God can also be angry at us because of his love for us. If the boy next door gets hooked on drugs, I may feel sorry for him, but I will not be angry at him, because I do not love him as my own. But if my own son gets hooked on drugs, I will be filled with anger because I love him deeply, and it pains me to see him destroy himself.
Whenever God sees us harm our character (and our relationship with him) it pains him deeply. God’s wrath is real, but it is the righteous response of his love for us, and for himself. Lord, do not rebuke me in your anger or discipline me in your wrath (Psalm 6:1), wrote David.
Romans 1:18b [People] suppress the truth by their wickedness.
Our greatest problem isn’t that we do not know the truth, but that we do not want the truth. The truth of the gospel is so firmly established that everyone would believe, if it wasn’t so demanding. Our sinful nature wants a lifestyle that can only be sustained if God does not exist, so we suppress the truth in order to live that way. The gospel is the best possible news that no one wants to hear.
When I was a child, we played with a volleyball in the swimming pool, and tried to hold it under water. Sometimes we would sit on it; other times we would stand on it. But whenever we let go of it, the volleyball resurfaced. That is what Jesus Christ is like. He came out of the tomb and no one can put him back. The wicked want to suppress this truth, but it will not go away.

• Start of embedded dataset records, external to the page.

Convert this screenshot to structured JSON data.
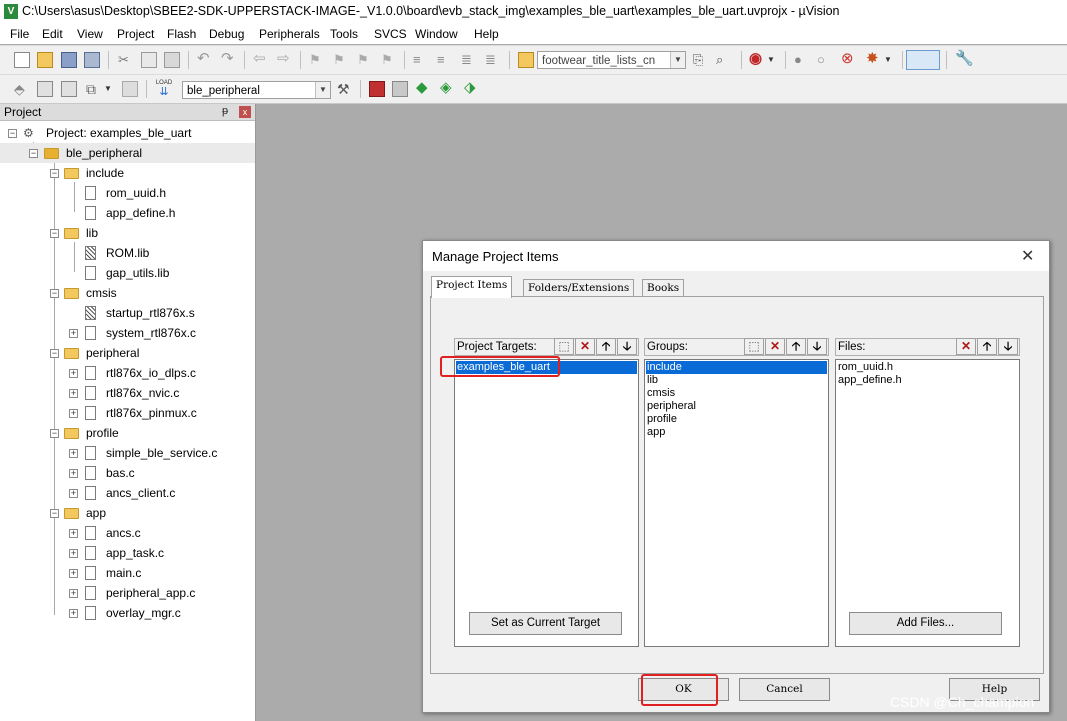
{
  "window": {
    "title": "C:\\Users\\asus\\Desktop\\SBEE2-SDK-UPPERSTACK-IMAGE-_V1.0.0\\board\\evb_stack_img\\examples_ble_uart\\examples_ble_uart.uvprojx - µVision",
    "logo_letter": "V"
  },
  "menu": [
    "File",
    "Edit",
    "View",
    "Project",
    "Flash",
    "Debug",
    "Peripherals",
    "Tools",
    "SVCS",
    "Window",
    "Help"
  ],
  "toolbar": {
    "find_combo_value": "footwear_title_lists_cn",
    "target_combo_value": "ble_peripheral",
    "load_label": "LOAD"
  },
  "project_panel": {
    "title": "Project",
    "pin_glyph": "ᵽ",
    "close_glyph": "x",
    "tree": [
      {
        "label": "Project: examples_ble_uart",
        "type": "project"
      },
      {
        "label": "ble_peripheral",
        "type": "group"
      },
      {
        "label": "include",
        "type": "folder"
      },
      {
        "label": "rom_uuid.h",
        "type": "file"
      },
      {
        "label": "app_define.h",
        "type": "file"
      },
      {
        "label": "lib",
        "type": "folder"
      },
      {
        "label": "ROM.lib",
        "type": "lib"
      },
      {
        "label": "gap_utils.lib",
        "type": "file"
      },
      {
        "label": "cmsis",
        "type": "folder"
      },
      {
        "label": "startup_rtl876x.s",
        "type": "lib"
      },
      {
        "label": "system_rtl876x.c",
        "type": "file"
      },
      {
        "label": "peripheral",
        "type": "folder"
      },
      {
        "label": "rtl876x_io_dlps.c",
        "type": "file"
      },
      {
        "label": "rtl876x_nvic.c",
        "type": "file"
      },
      {
        "label": "rtl876x_pinmux.c",
        "type": "file"
      },
      {
        "label": "profile",
        "type": "folder"
      },
      {
        "label": "simple_ble_service.c",
        "type": "file"
      },
      {
        "label": "bas.c",
        "type": "file"
      },
      {
        "label": "ancs_client.c",
        "type": "file"
      },
      {
        "label": "app",
        "type": "folder"
      },
      {
        "label": "ancs.c",
        "type": "file"
      },
      {
        "label": "app_task.c",
        "type": "file"
      },
      {
        "label": "main.c",
        "type": "file"
      },
      {
        "label": "peripheral_app.c",
        "type": "file"
      },
      {
        "label": "overlay_mgr.c",
        "type": "file"
      }
    ]
  },
  "dialog": {
    "title": "Manage Project Items",
    "close_glyph": "✕",
    "tabs": [
      "Project Items",
      "Folders/Extensions",
      "Books"
    ],
    "targets_label": "Project Targets:",
    "targets": [
      "examples_ble_uart"
    ],
    "groups_label": "Groups:",
    "groups": [
      "include",
      "lib",
      "cmsis",
      "peripheral",
      "profile",
      "app"
    ],
    "files_label": "Files:",
    "files": [
      "rom_uuid.h",
      "app_define.h"
    ],
    "set_target_button": "Set as Current Target",
    "add_files_button": "Add Files...",
    "ok_button": "OK",
    "cancel_button": "Cancel",
    "help_button": "Help",
    "glyphs": {
      "new": "⬚",
      "delete": "✕",
      "up": "🡡",
      "down": "🡣"
    }
  },
  "watermark": "CSDN @Ch_champion",
  "colors": {
    "selection": "#0a6bd6",
    "highlight_box": "#e02020",
    "workspace": "#ababab"
  }
}
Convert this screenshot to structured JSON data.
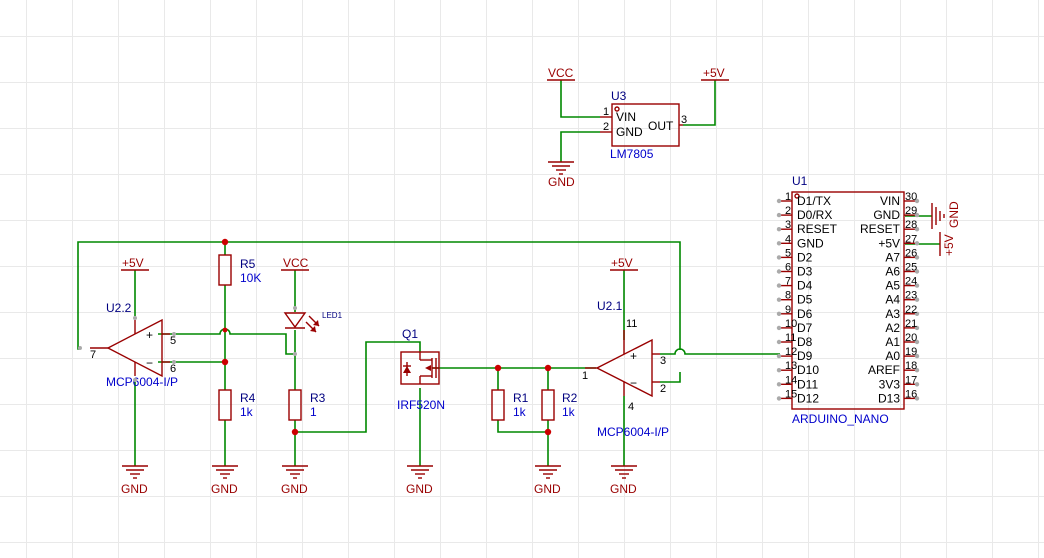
{
  "power_labels": {
    "vcc": "VCC",
    "plus5v": "+5V",
    "gnd": "GND"
  },
  "u3": {
    "designator": "U3",
    "value": "LM7805",
    "pins": [
      {
        "num": "1",
        "name": "VIN"
      },
      {
        "num": "2",
        "name": "GND"
      },
      {
        "num": "3",
        "name": "OUT"
      }
    ]
  },
  "u1": {
    "designator": "U1",
    "value": "ARDUINO_NANO",
    "left_pins": [
      {
        "num": "1",
        "name": "D1/TX"
      },
      {
        "num": "2",
        "name": "D0/RX"
      },
      {
        "num": "3",
        "name": "RESET"
      },
      {
        "num": "4",
        "name": "GND"
      },
      {
        "num": "5",
        "name": "D2"
      },
      {
        "num": "6",
        "name": "D3"
      },
      {
        "num": "7",
        "name": "D4"
      },
      {
        "num": "8",
        "name": "D5"
      },
      {
        "num": "9",
        "name": "D6"
      },
      {
        "num": "10",
        "name": "D7"
      },
      {
        "num": "11",
        "name": "D8"
      },
      {
        "num": "12",
        "name": "D9"
      },
      {
        "num": "13",
        "name": "D10"
      },
      {
        "num": "14",
        "name": "D11"
      },
      {
        "num": "15",
        "name": "D12"
      }
    ],
    "right_pins": [
      {
        "num": "30",
        "name": "VIN"
      },
      {
        "num": "29",
        "name": "GND"
      },
      {
        "num": "28",
        "name": "RESET"
      },
      {
        "num": "27",
        "name": "+5V"
      },
      {
        "num": "26",
        "name": "A7"
      },
      {
        "num": "25",
        "name": "A6"
      },
      {
        "num": "24",
        "name": "A5"
      },
      {
        "num": "23",
        "name": "A4"
      },
      {
        "num": "22",
        "name": "A3"
      },
      {
        "num": "21",
        "name": "A2"
      },
      {
        "num": "20",
        "name": "A1"
      },
      {
        "num": "19",
        "name": "A0"
      },
      {
        "num": "18",
        "name": "AREF"
      },
      {
        "num": "17",
        "name": "3V3"
      },
      {
        "num": "16",
        "name": "D13"
      }
    ]
  },
  "u2_2": {
    "designator": "U2.2",
    "value": "MCP6004-I/P",
    "pin_out": "7",
    "pin_plus": "5",
    "pin_minus": "6",
    "plus_sign": "+",
    "minus_sign": "−"
  },
  "u2_1": {
    "designator": "U2.1",
    "value": "MCP6004-I/P",
    "pin_out": "1",
    "pin_plus": "3",
    "pin_minus": "2",
    "pin_vdd": "11",
    "pin_vss": "4",
    "plus_sign": "+",
    "minus_sign": "−"
  },
  "r5": {
    "designator": "R5",
    "value": "10K"
  },
  "r4": {
    "designator": "R4",
    "value": "1k"
  },
  "r3": {
    "designator": "R3",
    "value": "1"
  },
  "r1": {
    "designator": "R1",
    "value": "1k"
  },
  "r2": {
    "designator": "R2",
    "value": "1k"
  },
  "led1": {
    "designator": "LED1"
  },
  "q1": {
    "designator": "Q1",
    "value": "IRF520N"
  }
}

Reflection and Review
Why is the gospel embarrassing?
Why does sin make God angry?
Why do people suppress the truth?